<<<<

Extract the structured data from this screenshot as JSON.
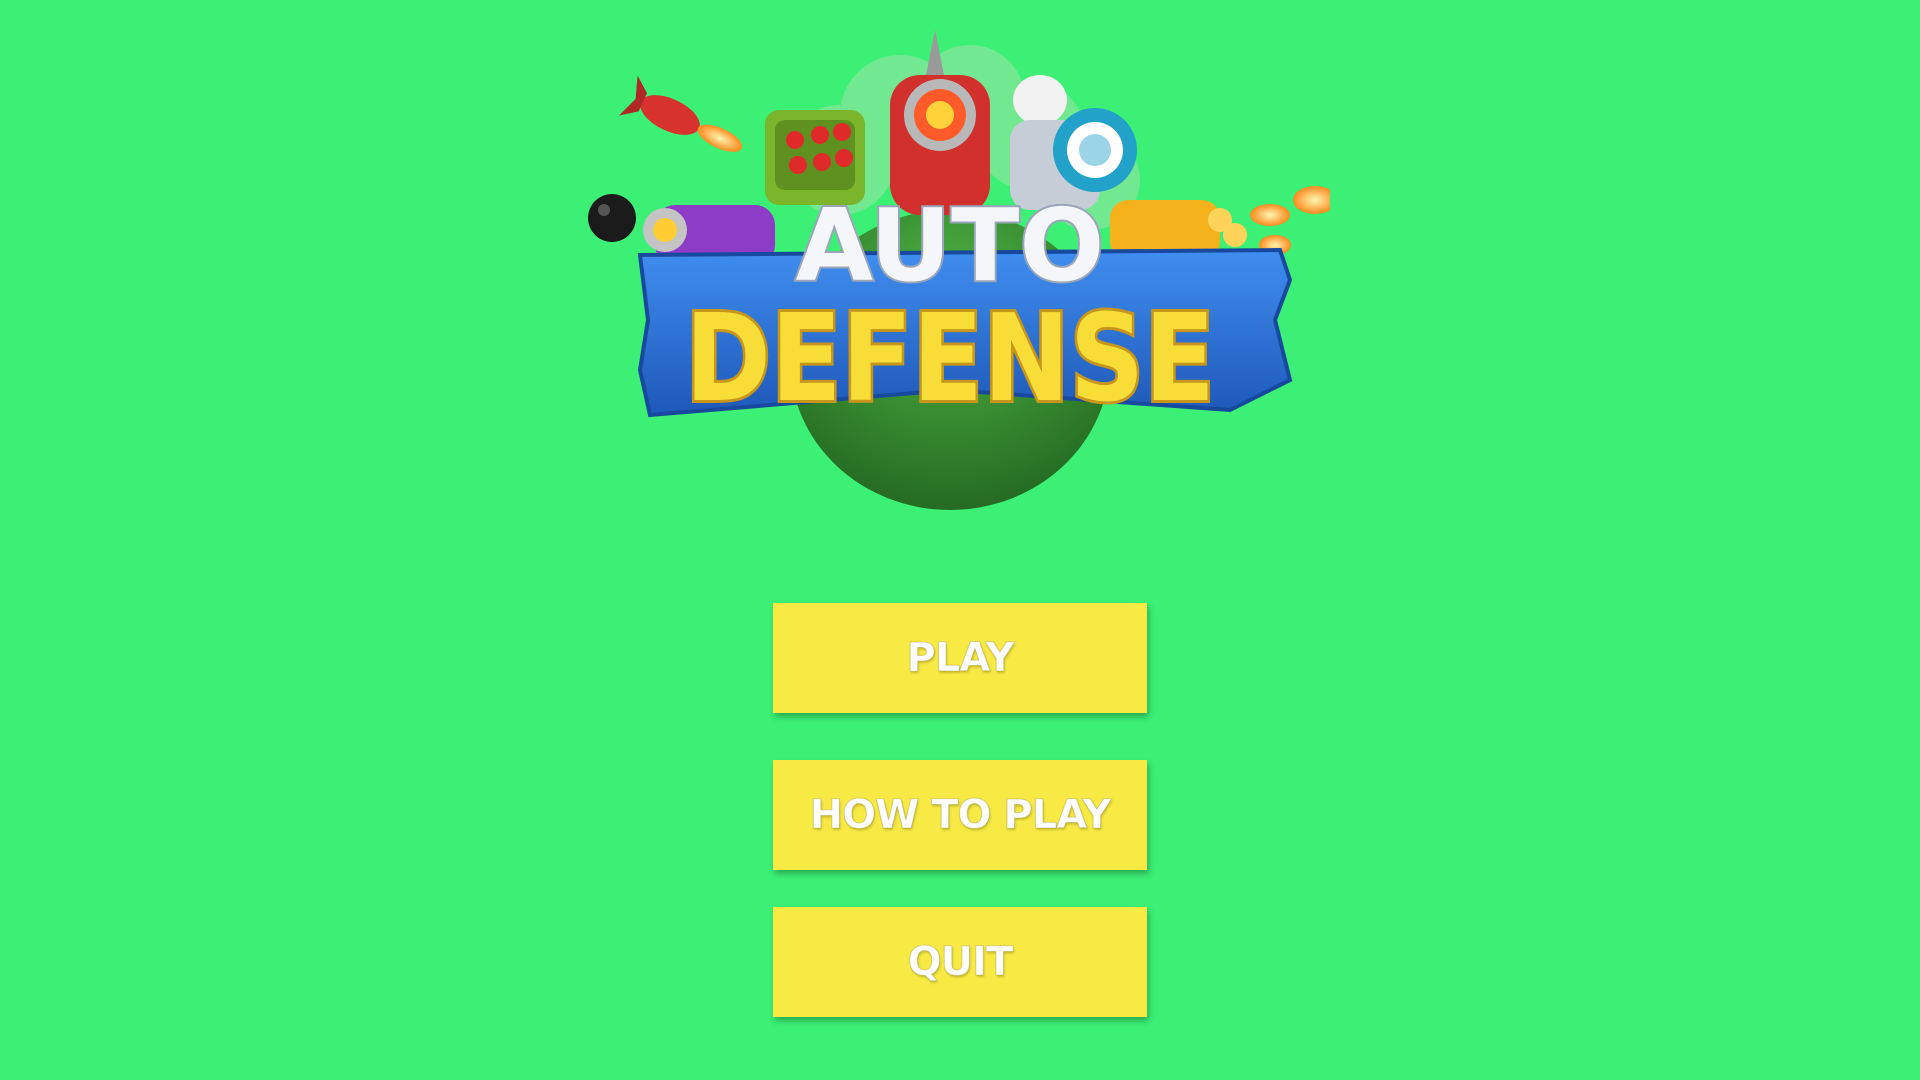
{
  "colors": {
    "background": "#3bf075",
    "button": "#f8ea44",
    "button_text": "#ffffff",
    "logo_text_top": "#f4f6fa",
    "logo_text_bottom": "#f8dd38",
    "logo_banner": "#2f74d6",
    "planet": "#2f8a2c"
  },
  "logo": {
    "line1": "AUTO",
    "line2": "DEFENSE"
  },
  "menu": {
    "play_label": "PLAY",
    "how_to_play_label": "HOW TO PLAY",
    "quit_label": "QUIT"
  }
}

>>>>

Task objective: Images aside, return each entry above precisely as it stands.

Reply:
Extract the structured data from this screenshot as JSON.
{
  "colors": {
    "background": "#3bf075",
    "button": "#f8ea44",
    "button_text": "#ffffff",
    "logo_text_top": "#f4f6fa",
    "logo_text_bottom": "#f8dd38",
    "logo_banner": "#2f74d6",
    "planet": "#2f8a2c"
  },
  "logo": {
    "line1": "AUTO",
    "line2": "DEFENSE"
  },
  "menu": {
    "play_label": "PLAY",
    "how_to_play_label": "HOW TO PLAY",
    "quit_label": "QUIT"
  }
}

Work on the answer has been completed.